At this moment, that’s the only conclusive statement that can be made about Joe Paterno and his role in the sexual assault scandal that has engulfed his former assistant coach Jerry Sandusky.

There are two anonymous sources that say he will be dismissed from Penn State. There’s another anonymous voice that says Paterno knew more than he was letting on about the allegations. Until those voices get sorted out and we figure out whether they are reliable sources or not, it’s way too early to strike the gavel down and make our decision as a public.

Yet, at the very least, this case is troubling. There are those who argue that Paterno did enough in informing his athletic director of the allegations against Sandusky. I tend to side with those who argue for a greater moral good. He may have followed the letter of the law, but it should have troubled him when he realized that no one was pursuing this case. It should have troubled him that an alleged child molester still had access to every campus building.

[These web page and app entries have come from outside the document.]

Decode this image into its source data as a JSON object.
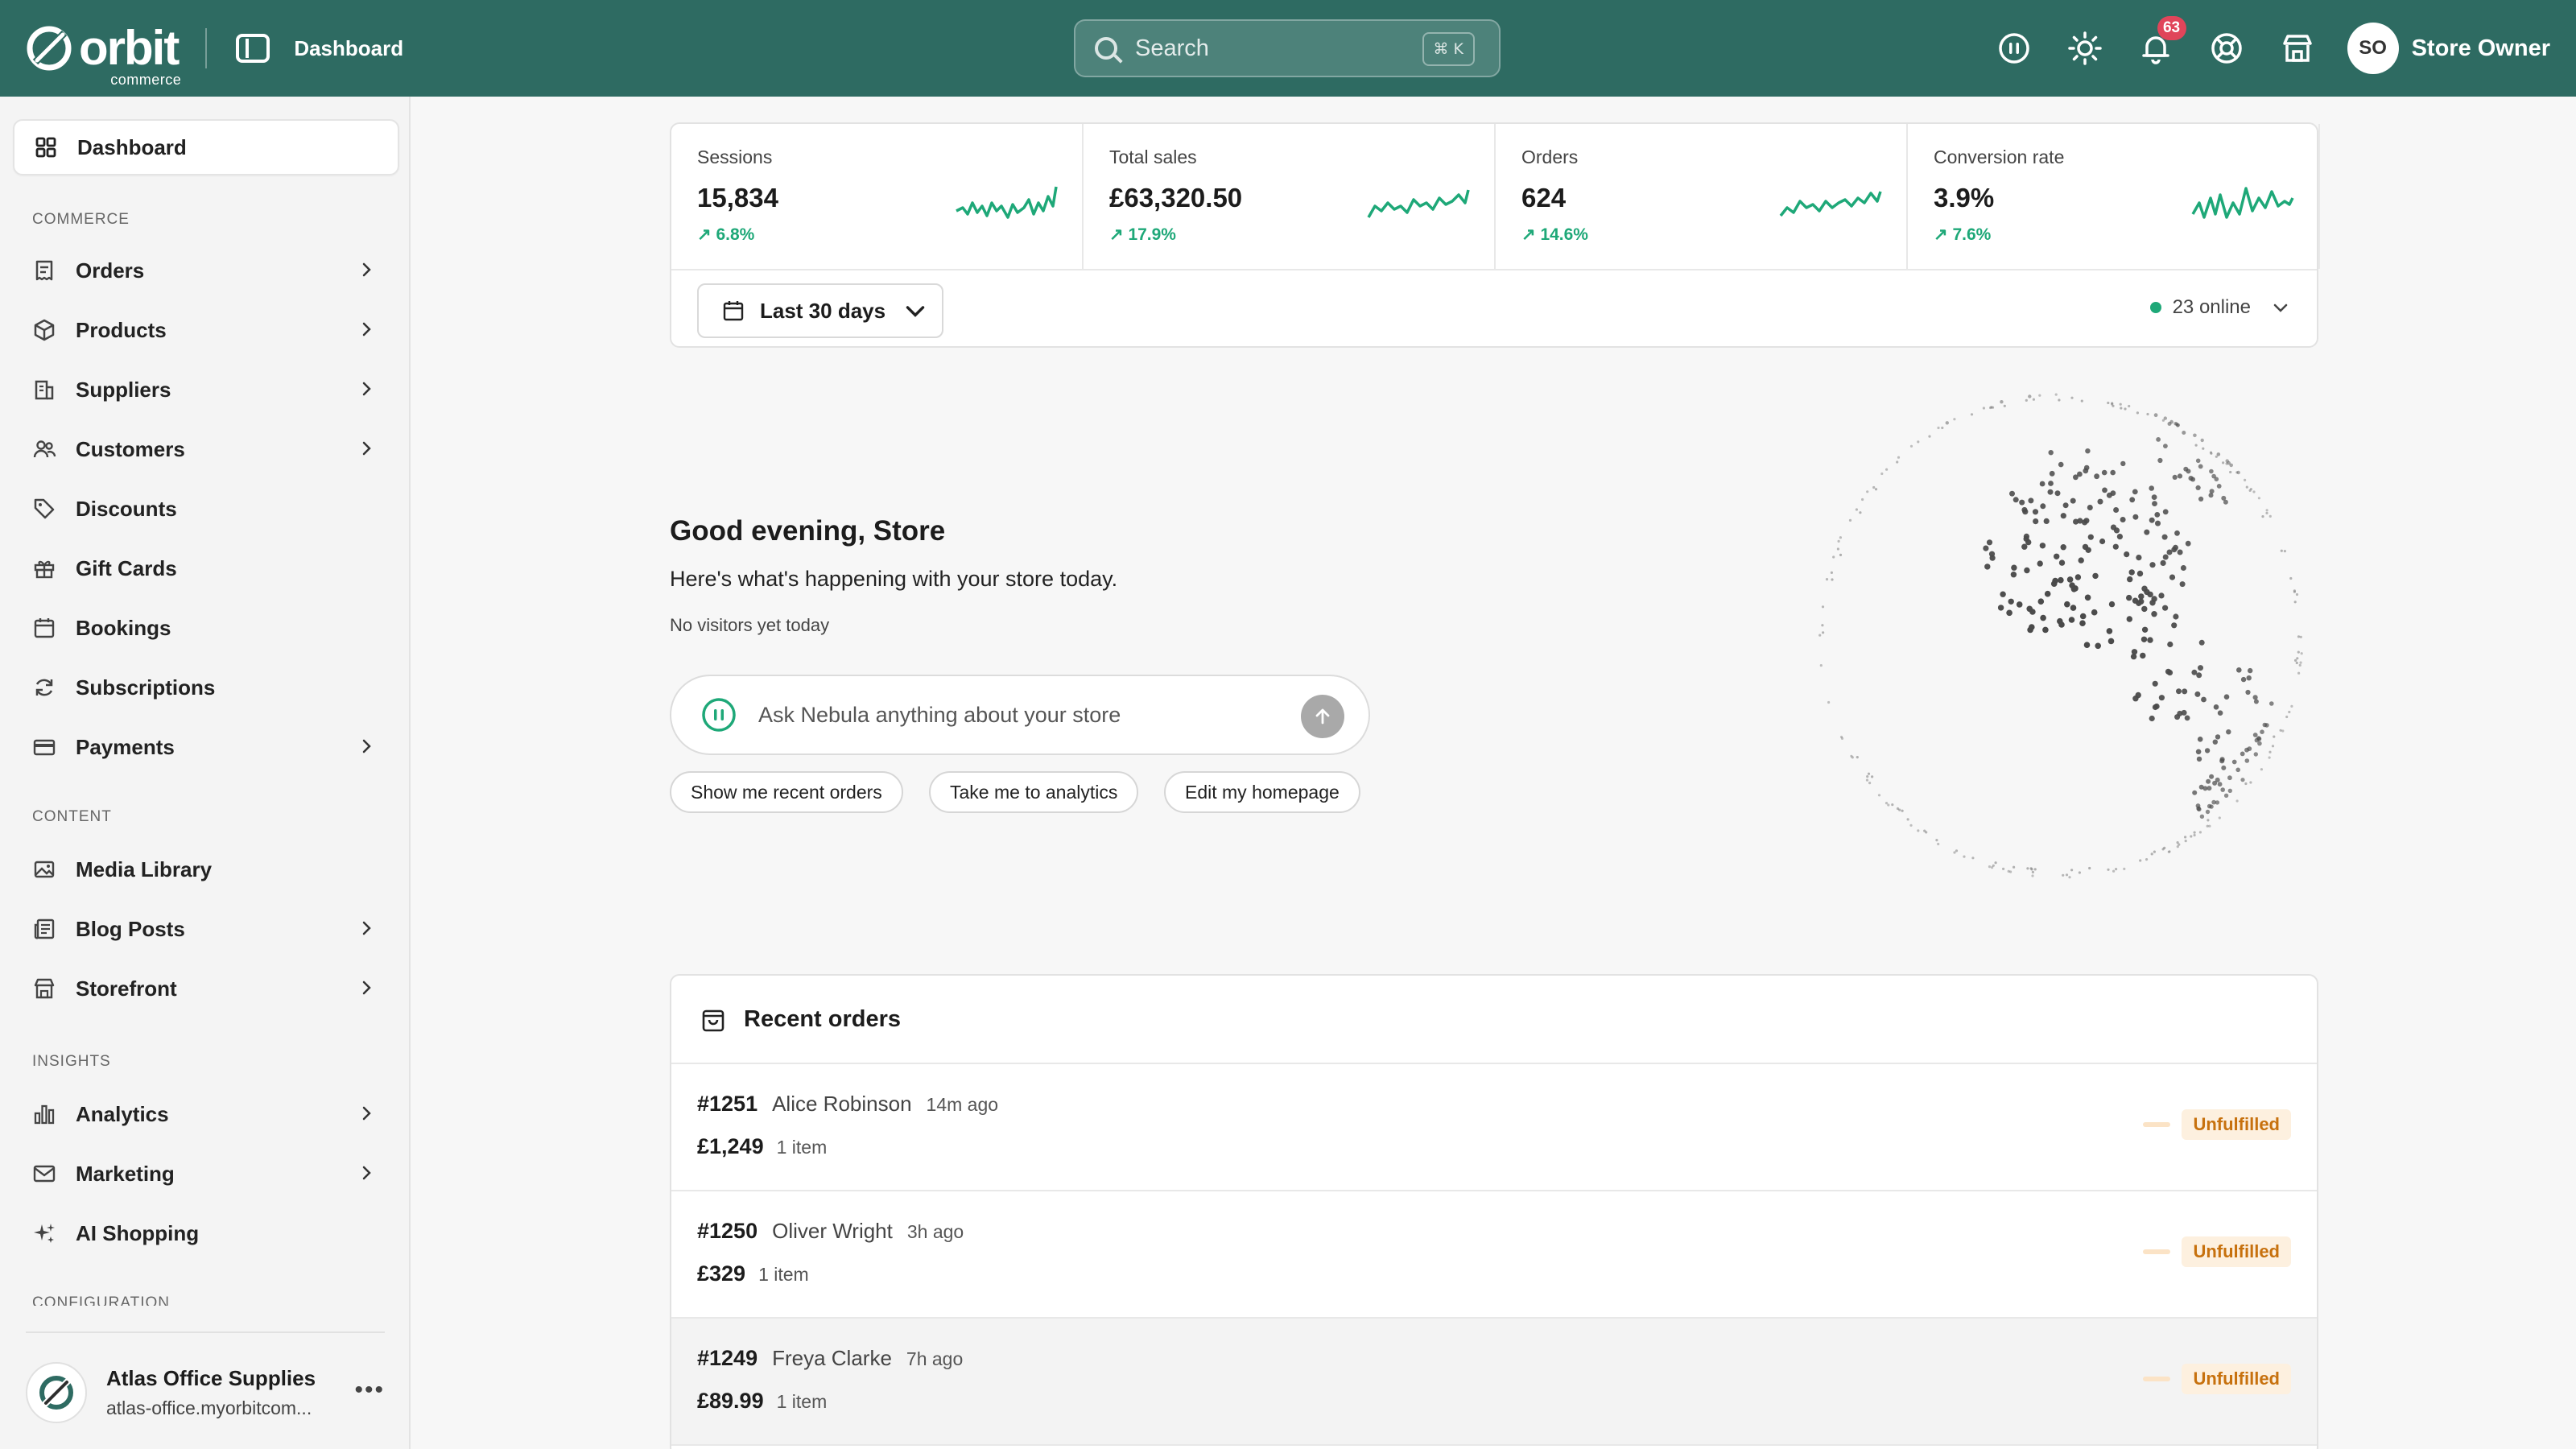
{
  "brand": {
    "name": "orbit",
    "sub": "commerce"
  },
  "topbar": {
    "page_title": "Dashboard",
    "search_placeholder": "Search",
    "search_shortcut": "⌘ K",
    "notification_count": "63",
    "user_initials": "SO",
    "user_name": "Store Owner"
  },
  "sidebar": {
    "active_label": "Dashboard",
    "sections": {
      "commerce": "COMMERCE",
      "content": "CONTENT",
      "insights": "INSIGHTS",
      "configuration": "CONFIGURATION"
    },
    "commerce_items": [
      "Orders",
      "Products",
      "Suppliers",
      "Customers",
      "Discounts",
      "Gift Cards",
      "Bookings",
      "Subscriptions",
      "Payments"
    ],
    "content_items": [
      "Media Library",
      "Blog Posts",
      "Storefront"
    ],
    "insights_items": [
      "Analytics",
      "Marketing",
      "AI Shopping"
    ],
    "store": {
      "name": "Atlas Office Supplies",
      "url": "atlas-office.myorbitcom..."
    }
  },
  "stats": [
    {
      "label": "Sessions",
      "value": "15,834",
      "change": "6.8%"
    },
    {
      "label": "Total sales",
      "value": "£63,320.50",
      "change": "17.9%"
    },
    {
      "label": "Orders",
      "value": "624",
      "change": "14.6%"
    },
    {
      "label": "Conversion rate",
      "value": "3.9%",
      "change": "7.6%"
    }
  ],
  "filters": {
    "date_range": "Last 30 days",
    "online": "23 online"
  },
  "welcome": {
    "greeting": "Good evening, Store",
    "subtext": "Here's what's happening with your store today.",
    "visitors": "No visitors yet today",
    "ask_placeholder": "Ask Nebula anything about your store",
    "chips": [
      "Show me recent orders",
      "Take me to analytics",
      "Edit my homepage"
    ]
  },
  "orders": {
    "title": "Recent orders",
    "rows": [
      {
        "id": "#1251",
        "customer": "Alice Robinson",
        "time": "14m ago",
        "total": "£1,249",
        "items": "1 item",
        "status": "Unfulfilled"
      },
      {
        "id": "#1250",
        "customer": "Oliver Wright",
        "time": "3h ago",
        "total": "£329",
        "items": "1 item",
        "status": "Unfulfilled"
      },
      {
        "id": "#1249",
        "customer": "Freya Clarke",
        "time": "7h ago",
        "total": "£89.99",
        "items": "1 item",
        "status": "Unfulfilled"
      }
    ]
  },
  "colors": {
    "topbar": "#2e6b62",
    "positive": "#1ea878",
    "status_text": "#c7710e",
    "status_bg": "#fdf0df",
    "badge": "#e0455a"
  }
}
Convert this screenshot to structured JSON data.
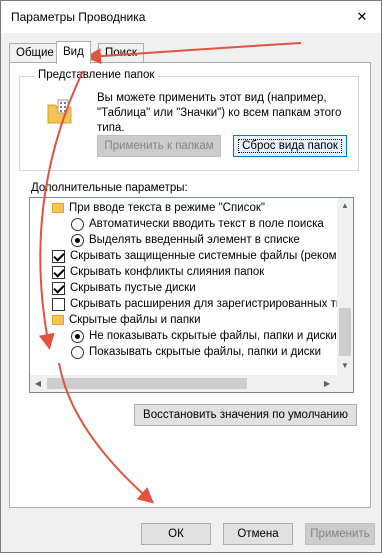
{
  "window": {
    "title": "Параметры Проводника",
    "close_glyph": "✕"
  },
  "tabs": [
    {
      "label": "Общие",
      "active": false
    },
    {
      "label": "Вид",
      "active": true
    },
    {
      "label": "Поиск",
      "active": false
    }
  ],
  "folder_views": {
    "legend": "Представление папок",
    "icon": "folder-view-icon",
    "description": "Вы можете применить этот вид (например, \"Таблица\" или \"Значки\") ко всем папкам этого типа.",
    "apply_button": "Применить к папкам",
    "reset_button": "Сброс вида папок"
  },
  "advanced": {
    "label": "Дополнительные параметры:",
    "items": [
      {
        "kind": "folder",
        "indent": 0,
        "text": "При вводе текста в режиме \"Список\""
      },
      {
        "kind": "radio",
        "indent": 1,
        "checked": false,
        "text": "Автоматически вводить текст в поле поиска"
      },
      {
        "kind": "radio",
        "indent": 1,
        "checked": true,
        "text": "Выделять введенный элемент в списке"
      },
      {
        "kind": "checkbox",
        "indent": 0,
        "checked": true,
        "text": "Скрывать защищенные системные файлы (рекомен"
      },
      {
        "kind": "checkbox",
        "indent": 0,
        "checked": true,
        "text": "Скрывать конфликты слияния папок"
      },
      {
        "kind": "checkbox",
        "indent": 0,
        "checked": true,
        "text": "Скрывать пустые диски"
      },
      {
        "kind": "checkbox",
        "indent": 0,
        "checked": false,
        "text": "Скрывать расширения для зарегистрированных типо"
      },
      {
        "kind": "folder",
        "indent": 0,
        "text": "Скрытые файлы и папки"
      },
      {
        "kind": "radio",
        "indent": 1,
        "checked": true,
        "text": "Не показывать скрытые файлы, папки и диски"
      },
      {
        "kind": "radio",
        "indent": 1,
        "checked": false,
        "text": "Показывать скрытые файлы, папки и диски"
      }
    ],
    "restore_button": "Восстановить значения по умолчанию"
  },
  "footer": {
    "ok": "ОК",
    "cancel": "Отмена",
    "apply": "Применить"
  },
  "colors": {
    "annotation_arrow": "#e0533f",
    "focus_border": "#0078d7"
  }
}
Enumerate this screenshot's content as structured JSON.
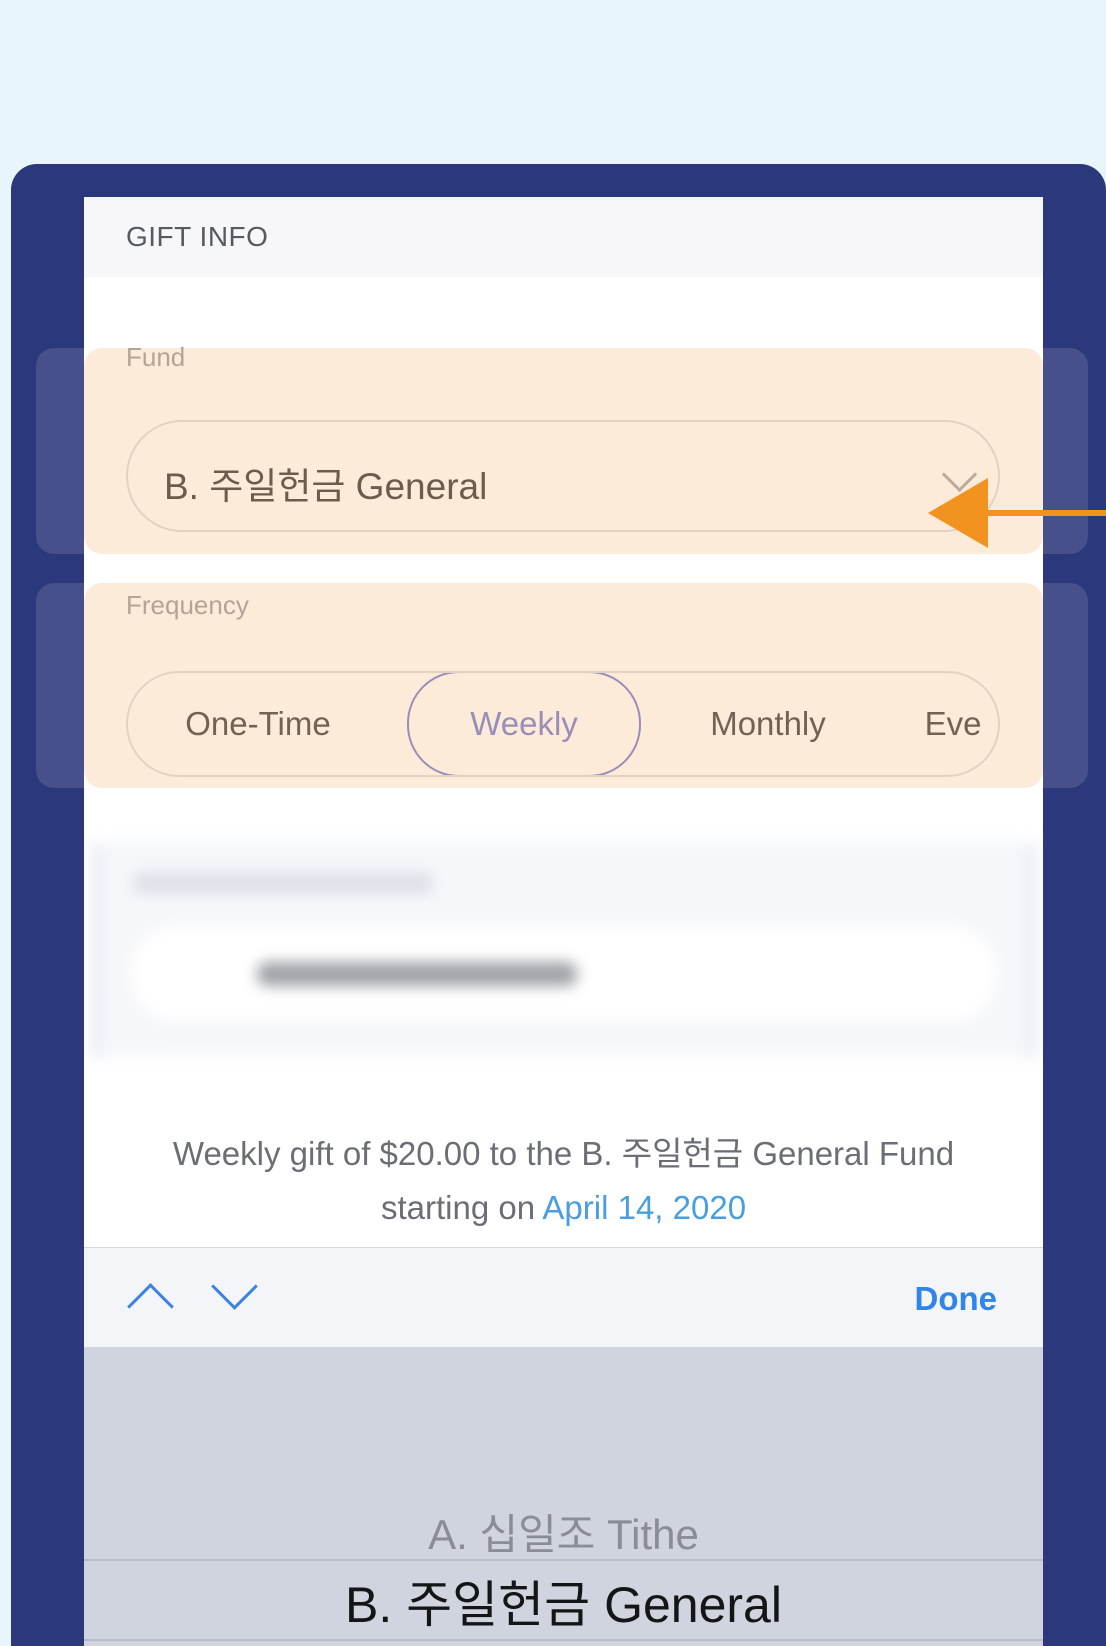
{
  "header": {
    "title": "GIFT INFO"
  },
  "fund": {
    "label": "Fund",
    "selected": "B. 주일헌금 General"
  },
  "frequency": {
    "label": "Frequency",
    "options": [
      "One-Time",
      "Weekly",
      "Monthly",
      "Eve"
    ],
    "selected": "Weekly"
  },
  "summary": {
    "text": "Weekly gift of $20.00 to the B. 주일헌금 General Fund",
    "starting_prefix": "starting on",
    "date": "April 14, 2020"
  },
  "toolbar": {
    "done_label": "Done"
  },
  "picker": {
    "items": [
      "A. 십일조 Tithe",
      "B. 주일헌금 General"
    ],
    "selected_index": 1
  },
  "colors": {
    "brand_navy": "#2b397c",
    "accent_orange": "#f2921f",
    "selected_purple": "#6770cd",
    "link_blue": "#2f86e8"
  }
}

Don’t forget, this wasn’t any ordinary allegation. This wasn’t one of a million papers piled upon his desk. This was an allegation made against one of his top assistants, his former defensive coordinator. This was a graduate assistant who claimed that he saw the molestation occur. One would have expected more of a rise from Paterno.

More worrisome to me is whether Paterno is telling the truth now. I don’t think Paterno committed any offense worthy of dismissal in 2002. What I’m more worried about is what he’s saying in 2011. When pressed on the subject, Paterno claimed he knew little about the incident and certainly wasn’t aware of its graphic nature. According to the veteran coach, all he knew was something disturbing had happened that was perhaps sexual in nature. So, of course, he did the proper thing and passed the story upstairs.

But now, according to The New York Times, a source has said that Mike McQueary, the graduate assistant who reported the assault, told Joe Paterno to his face the explicit nature of what he witnessed. In short, Joe Paterno might have known that a young boy was sexually assaulted in the football building’s showers, and all he did was report it to the athletic director and then act as if nothing had happened.

And now, perhaps, he is lying, failing to tell us the truth about what he knew. If he is lying, that is hard to fathom. That is an offense worthy of dismissal.

He didn’t break the law, but one would expect a great man, as Paterno is said to be, to do more when confronted with facts like these. And one would certainly expect a great man to tell the truth.

There are very few heroes in sports.

You can pretty much count on one hand the number of stars who have survived the rush of bad news that has engulfed the sports world in recent years, including steroid allegations, criminal trials, extramarital affairs and NCAA violations.

We’re in an era when even a good Bible-touting quarterback for the Denver Broncos is ridiculed and detested.

But even as the dark cloud of misconduct overtook so many bright stars of the sports world, one man stayed above it all. For decades, Paterno was the ultimate hero. He ran a flawless program at Penn State, one that won on and off the field.

He was so beloved that even the cynical beasts that make up the sports media turned to mush whenever Paterno spoke. Men and women who had spent their entire lives criticizing football coaches and growing jaded about the game turned into eager little children when the small man with the horn-rimmed glasses entered the room.

Now, that legacy has been tarnished, if not ruined.

Sports editor Jonah Rosenblum is a Medill senior. He can be reached at [email protected]